How to complete this task -> Every line in the entries that holds "ffffff" should be identified and copied.

(Items from an interface collection)

::::::::

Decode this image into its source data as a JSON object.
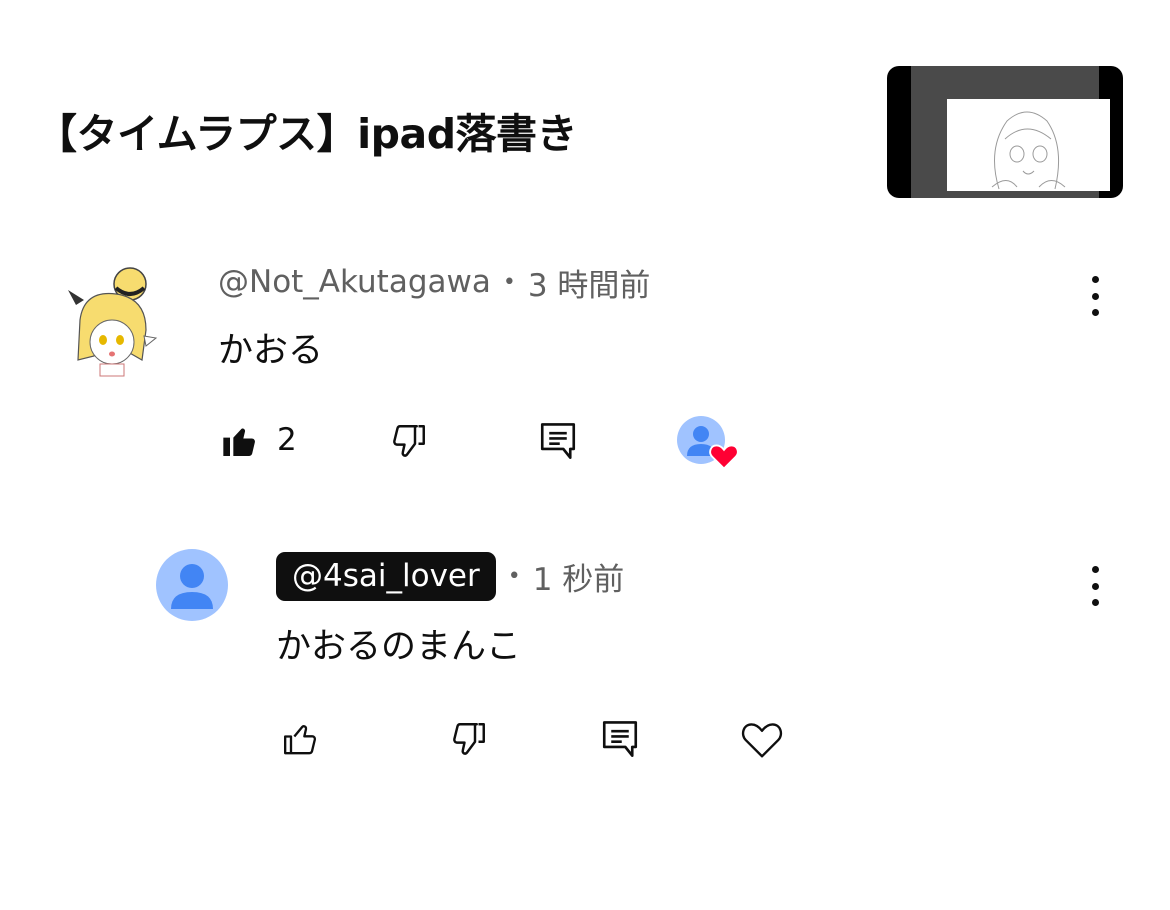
{
  "video": {
    "title": "【タイムラプス】ipad落書き"
  },
  "comment": {
    "author": "@Not_Akutagawa",
    "time": "3 時間前",
    "text": "かおる",
    "likes": "2"
  },
  "reply": {
    "author": "@4sai_lover",
    "time": "1 秒前",
    "text": "かおるのまんこ"
  },
  "separator": "•",
  "colors": {
    "heart": "#ff0033",
    "default_avatar_bg": "#a0c3ff",
    "default_avatar_fg": "#4285f4",
    "meta_text": "#606060"
  },
  "icons": {
    "like_filled": "thumb-up-filled-icon",
    "like": "thumb-up-icon",
    "dislike": "thumb-down-icon",
    "reply": "comment-reply-icon",
    "heart": "heart-icon",
    "more": "more-vert-icon"
  }
}
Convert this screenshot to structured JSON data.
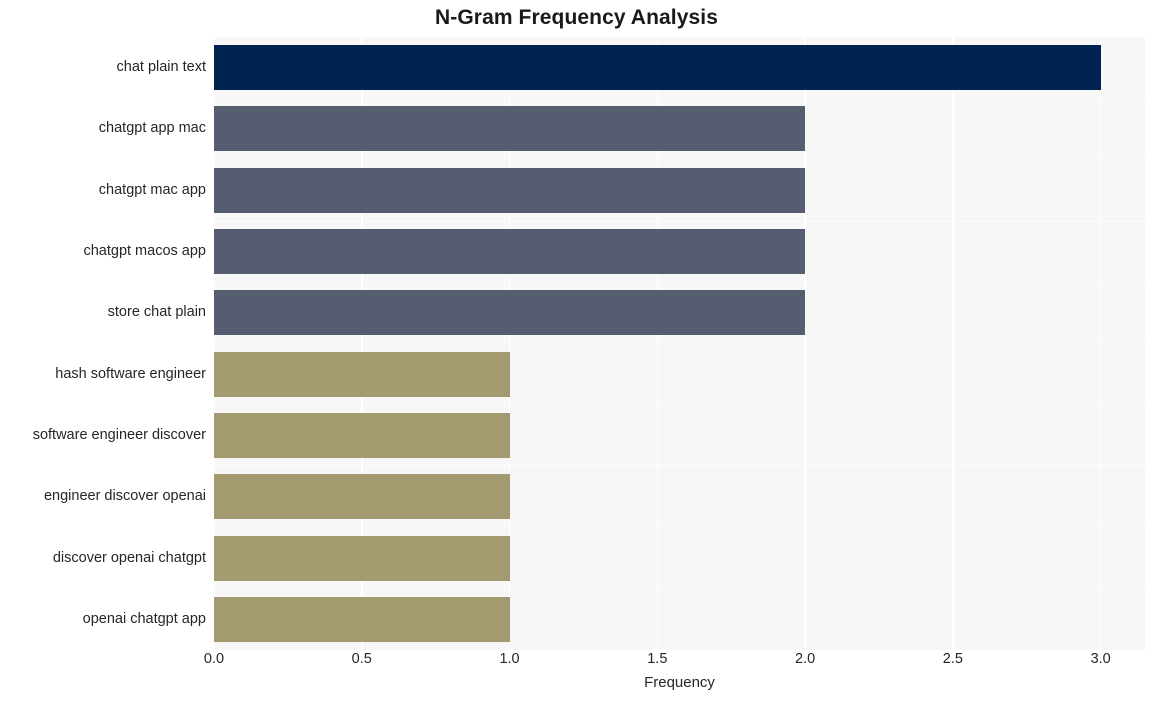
{
  "chart_data": {
    "type": "bar",
    "orientation": "horizontal",
    "title": "N-Gram Frequency Analysis",
    "xlabel": "Frequency",
    "ylabel": "",
    "xlim": [
      0,
      3.15
    ],
    "xticks": [
      "0.0",
      "0.5",
      "1.0",
      "1.5",
      "2.0",
      "2.5",
      "3.0"
    ],
    "xtick_values": [
      0,
      0.5,
      1,
      1.5,
      2,
      2.5,
      3
    ],
    "grid": true,
    "legend": "none",
    "categories": [
      "chat plain text",
      "chatgpt app mac",
      "chatgpt mac app",
      "chatgpt macos app",
      "store chat plain",
      "hash software engineer",
      "software engineer discover",
      "engineer discover openai",
      "discover openai chatgpt",
      "openai chatgpt app"
    ],
    "values": [
      3,
      2,
      2,
      2,
      2,
      1,
      1,
      1,
      1,
      1
    ],
    "bar_colors": [
      "#002350",
      "#575d70",
      "#575d70",
      "#575d70",
      "#575d70",
      "#a39a70",
      "#a39a70",
      "#a39a70",
      "#a39a70",
      "#a39a70"
    ],
    "plot_background": "#f7f7f7",
    "figure_background": "#ffffff",
    "gridline_color": "#ffffff",
    "title_color": "#1a1a1a",
    "text_color": "#262626"
  }
}
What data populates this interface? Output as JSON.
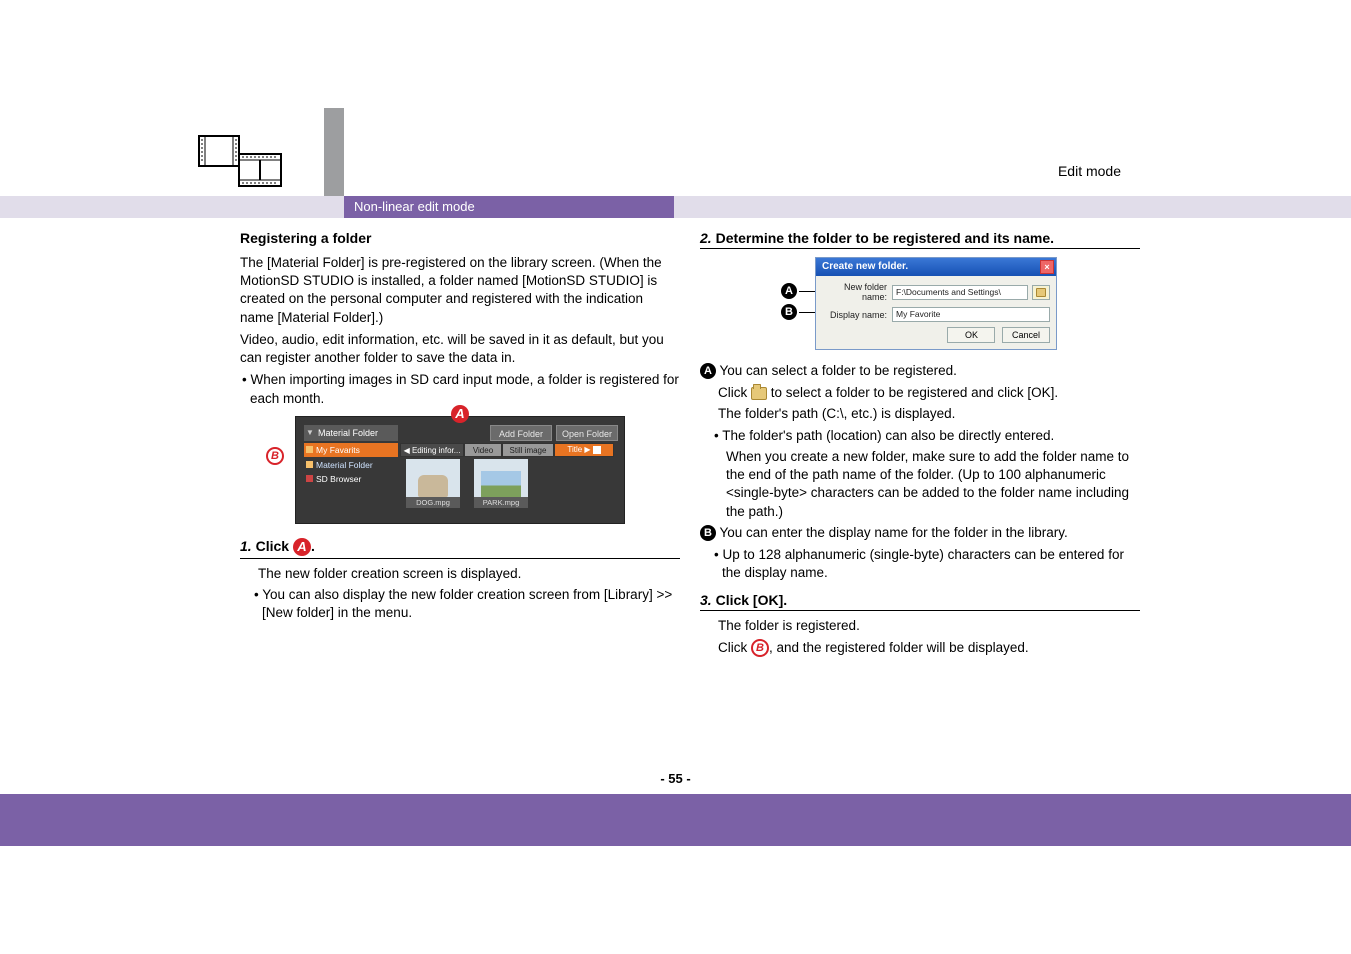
{
  "header": {
    "mode": "Edit mode",
    "section": "Non-linear edit mode"
  },
  "left": {
    "title": "Registering a folder",
    "para1": "The [Material Folder] is pre-registered on the library screen. (When the MotionSD STUDIO is installed, a folder named [MotionSD STUDIO] is created on the personal computer and registered with the indication name [Material Folder].)",
    "para2": "Video, audio, edit information, etc. will be saved in it as default, but you can register another folder to save the data in.",
    "bullet1": "• When importing images in SD card input mode, a folder is registered for each month.",
    "libshot": {
      "title": "Material Folder",
      "addFolder": "Add Folder",
      "openFolder": "Open Folder",
      "favorite": "My Favarits",
      "tabEdit": "◀  Editing infor...",
      "tabVideo": "Video",
      "tabStill": "Still image",
      "tabTitle": "Title ▶",
      "sideMaterial": "Material Folder",
      "sideSD": "SD Browser",
      "thumb1": "DOG.mpg",
      "thumb2": "PARK.mpg"
    },
    "step1_pre": "Click ",
    "step1_post": ".",
    "step1_sub": "The new folder creation screen is displayed.",
    "step1_bul": "• You can also display the new folder creation screen from [Library] >> [New folder] in the menu."
  },
  "right": {
    "step2": "Determine the folder to be registered and its name.",
    "dialog": {
      "title": "Create new folder.",
      "label1": "New folder name:",
      "value1": "F:\\Documents and Settings\\",
      "label2": "Display name:",
      "value2": "My Favorite",
      "ok": "OK",
      "cancel": "Cancel"
    },
    "a_text": "You can select a folder to be registered.",
    "a_sub1a": "Click ",
    "a_sub1b": " to select a folder to be registered and click [OK].",
    "a_sub2": "The folder's path (C:\\, etc.) is displayed.",
    "a_bul": "• The folder's path (location) can also be directly entered.",
    "a_sub3": "When you create a new folder, make sure to add the folder name to the end of the path name of the folder. (Up to 100 alphanumeric <single-byte> characters can be added to the folder name including the path.)",
    "b_text": "You can enter the display name for the folder in the library.",
    "b_bul": "• Up to 128 alphanumeric (single-byte) characters can be entered for the display name.",
    "step3": "Click [OK].",
    "step3_sub": "The folder is registered.",
    "step3_sub2a": "Click ",
    "step3_sub2b": ", and the registered folder will be displayed."
  },
  "badges": {
    "A": "A",
    "B": "B"
  },
  "page": "- 55 -"
}
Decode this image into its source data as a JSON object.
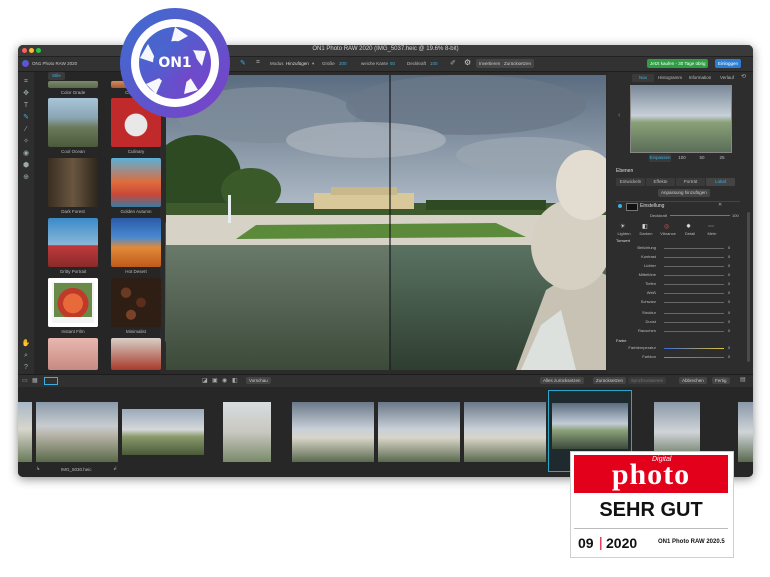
{
  "window": {
    "title": "ON1 Photo RAW 2020 (IMG_5037.heic @ 19.6% 8-bit)",
    "app_name": "ON1 Photo RAW 2020",
    "controls": {
      "close": "#ff5f57",
      "minimize": "#febc2e",
      "zoom": "#28c840"
    }
  },
  "toolbar": {
    "mode_label": "Modus",
    "mode_value": "Hinzufügen",
    "size_label": "Größe",
    "size_value": "200",
    "soft_edge_label": "weiche Kante",
    "soft_edge_value": "50",
    "opacity_label": "Deckkraft",
    "opacity_value": "100",
    "invert_label": "Invertieren",
    "reset_label": "Zurücksetzen",
    "buy_label": "Jetzt kaufen - 30 Tage übrig",
    "buy_color": "#2ea043",
    "login_label": "Einloggen"
  },
  "browser": {
    "tab": "Stile",
    "presets": [
      {
        "label": "Color Grade",
        "icon": "tree-landscape"
      },
      {
        "label": "Color Tone",
        "icon": "sky-landscape"
      },
      {
        "label": "Cool Ocean",
        "icon": "ocean-man"
      },
      {
        "label": "Culinary",
        "icon": "dish"
      },
      {
        "label": "Dark Forest",
        "icon": "forest-woman"
      },
      {
        "label": "Golden Autumn",
        "icon": "town-houses"
      },
      {
        "label": "Gritty Portrait",
        "icon": "red-jacket-man"
      },
      {
        "label": "Hot Desert",
        "icon": "desert-dunes"
      },
      {
        "label": "Instant Film",
        "icon": "flower"
      },
      {
        "label": "Minimalist",
        "icon": "coffee-beans"
      },
      {
        "label": "",
        "icon": "woman-portrait"
      },
      {
        "label": "",
        "icon": "building"
      }
    ],
    "search_placeholder": "Suchen"
  },
  "right_panel": {
    "tabs": [
      "Nav",
      "Histogramm",
      "Information",
      "Verlauf"
    ],
    "zoom_levels": [
      "Einpassen",
      "100",
      "50",
      "25"
    ],
    "layers_title": "Ebenen",
    "edit_tabs": [
      "Entwickeln",
      "Effekte",
      "Porträt",
      "Lokal"
    ],
    "adjust_button": "Anpassung hinzufügen",
    "adjustment_title": "Einstellung",
    "opacity_label": "Deckkraft",
    "opacity_value": "100",
    "presets": [
      "Lighten",
      "Darken",
      "Vibrance",
      "Detail",
      "Mehr"
    ],
    "tone_section": "Tonwert",
    "sliders": [
      {
        "name": "Belichtung",
        "value": "0"
      },
      {
        "name": "Kontrast",
        "value": "0"
      },
      {
        "name": "Lichter",
        "value": "0"
      },
      {
        "name": "Mitteltöne",
        "value": "0"
      },
      {
        "name": "Tiefen",
        "value": "0"
      },
      {
        "name": "Weiß",
        "value": "0"
      },
      {
        "name": "Schwarz",
        "value": "0"
      },
      {
        "name": "Struktur",
        "value": "0"
      },
      {
        "name": "Dunst",
        "value": "0"
      },
      {
        "name": "Rauschen",
        "value": "0"
      }
    ],
    "color_section": "Farbe",
    "color_sliders": [
      {
        "name": "Farbtemperatur",
        "value": "0"
      },
      {
        "name": "Farbton",
        "value": "0"
      }
    ]
  },
  "bottom_bar": {
    "preview_label": "Vorschau",
    "reset_all": "Alles zurücksetzen",
    "reset": "Zurücksetzen",
    "sync": "Synchronisieren",
    "cancel": "Abbrechen",
    "done": "Fertig",
    "accent": "#2aa6c8"
  },
  "filmstrip": {
    "filename": "IMG_5030.heic",
    "count": 10,
    "selected_index": 7
  },
  "logo": {
    "text": "ON1",
    "colors": [
      "#3b6fd0",
      "#7d3fc9"
    ]
  },
  "badge": {
    "brand_top": "Digital",
    "brand": "photo",
    "rating": "SEHR GUT",
    "issue": "09",
    "year": "2020",
    "product": "ON1 Photo RAW 2020.5",
    "color": "#e2001a"
  }
}
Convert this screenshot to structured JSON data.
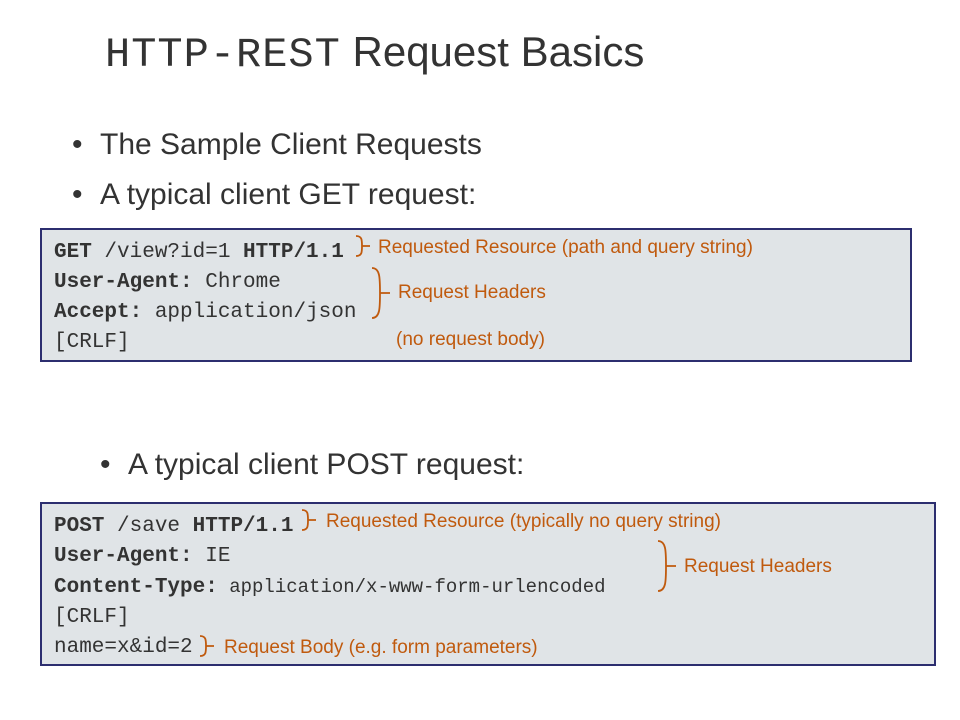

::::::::

Response ->
    "figure_background": "#ffffff",
    "gridline_color": "#ffffff",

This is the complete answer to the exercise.